Well over one million Moroccan nationals are officially resident in the 15 Member States of the European Union, and many more live and work there, without valid documents. While the countries north of the Mediterranean Basin need labour immigrants, those striving to cross from the southern shores vastly outnumber any of the available legal opportunities to migrate. This plays into the hands of smugglers and traffickers, and the resulting clandestine sea passages in overcrowded and dilapidated vessels have proved fatal for thousands of irregular migrants.
This report, compiled by the Netherlands Interdisciplinary Demographic Institute (NIDI) focuses on migration dynamics between Morocco and the European Union. Based on an extensive survey of 2,500 Moroccan households in five provinces in Morocco as well as in five Spanish regions, the study analyses the reasons for migration and identifies social, economic and regional policy issues that need to be addressed in order to moderate the existing migration pressure.

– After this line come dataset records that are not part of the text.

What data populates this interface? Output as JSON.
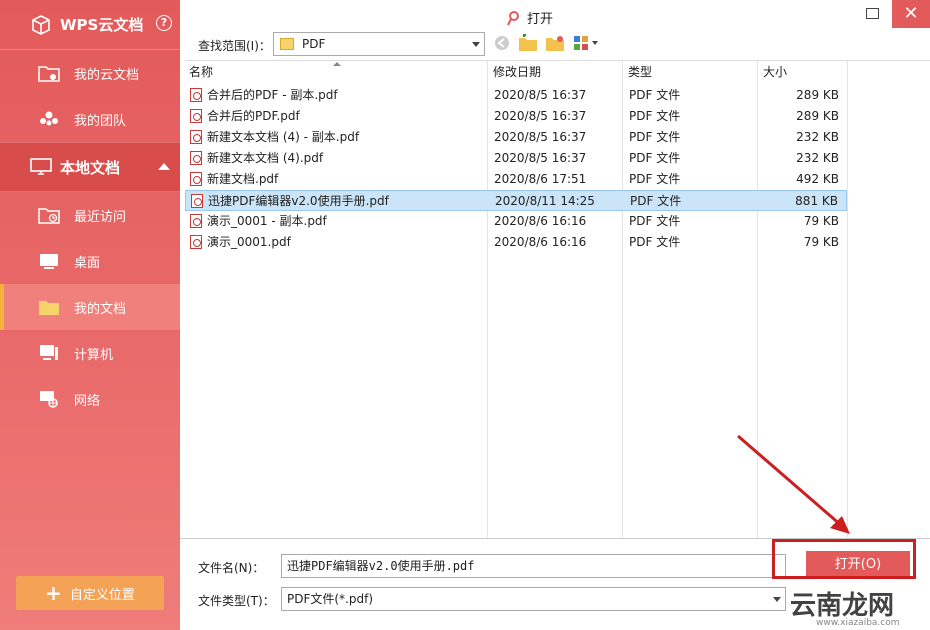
{
  "sidebar": {
    "brand": "WPS云文档",
    "help": "?",
    "cloud_items": [
      {
        "label": "我的云文档"
      },
      {
        "label": "我的团队"
      }
    ],
    "section": "本地文档",
    "local_items": [
      {
        "label": "最近访问"
      },
      {
        "label": "桌面"
      },
      {
        "label": "我的文档"
      },
      {
        "label": "计算机"
      },
      {
        "label": "网络"
      }
    ],
    "active_item": "我的文档",
    "custom_location": "自定义位置"
  },
  "dialog": {
    "title": "打开",
    "lookin_label": "查找范围(I)：",
    "lookin_value": "PDF",
    "close_glyph": "✕"
  },
  "columns": {
    "name": "名称",
    "modified": "修改日期",
    "type": "类型",
    "size": "大小"
  },
  "files": [
    {
      "name": "合并后的PDF - 副本.pdf",
      "modified": "2020/8/5 16:37",
      "type": "PDF 文件",
      "size": "289 KB"
    },
    {
      "name": "合并后的PDF.pdf",
      "modified": "2020/8/5 16:37",
      "type": "PDF 文件",
      "size": "289 KB"
    },
    {
      "name": "新建文本文档 (4) - 副本.pdf",
      "modified": "2020/8/5 16:37",
      "type": "PDF 文件",
      "size": "232 KB"
    },
    {
      "name": "新建文本文档 (4).pdf",
      "modified": "2020/8/5 16:37",
      "type": "PDF 文件",
      "size": "232 KB"
    },
    {
      "name": "新建文档.pdf",
      "modified": "2020/8/6 17:51",
      "type": "PDF 文件",
      "size": "492 KB"
    },
    {
      "name": "迅捷PDF编辑器v2.0使用手册.pdf",
      "modified": "2020/8/11 14:25",
      "type": "PDF 文件",
      "size": "881 KB",
      "selected": true
    },
    {
      "name": "演示_0001 - 副本.pdf",
      "modified": "2020/8/6 16:16",
      "type": "PDF 文件",
      "size": "79 KB"
    },
    {
      "name": "演示_0001.pdf",
      "modified": "2020/8/6 16:16",
      "type": "PDF 文件",
      "size": "79 KB"
    }
  ],
  "footer": {
    "filename_label": "文件名(N)：",
    "filename_value": "迅捷PDF编辑器v2.0使用手册.pdf",
    "filetype_label": "文件类型(T)：",
    "filetype_value": "PDF文件(*.pdf)",
    "open_button": "打开(O)"
  },
  "watermark": {
    "text": "云南龙网",
    "sub": "www.xiazaiba.com"
  },
  "colors": {
    "accent": "#e35a5a",
    "sidebar_active": "#f0807c",
    "indicator": "#f7b23b",
    "custom_button": "#f4a256",
    "selection": "#cce4f7",
    "annotation": "#cc1f1f"
  }
}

The report also offers some explanations as to why the actual amount of migrants is significantly lower than the number of those who express such an intention. The study is part of the larger “Push and Pull” research project on migration from the southern and eastern Mediterranean region and from sub-Saharan Africa to the European Union, conducted by NIDI and Eurostat, the statistical office of the European Commission.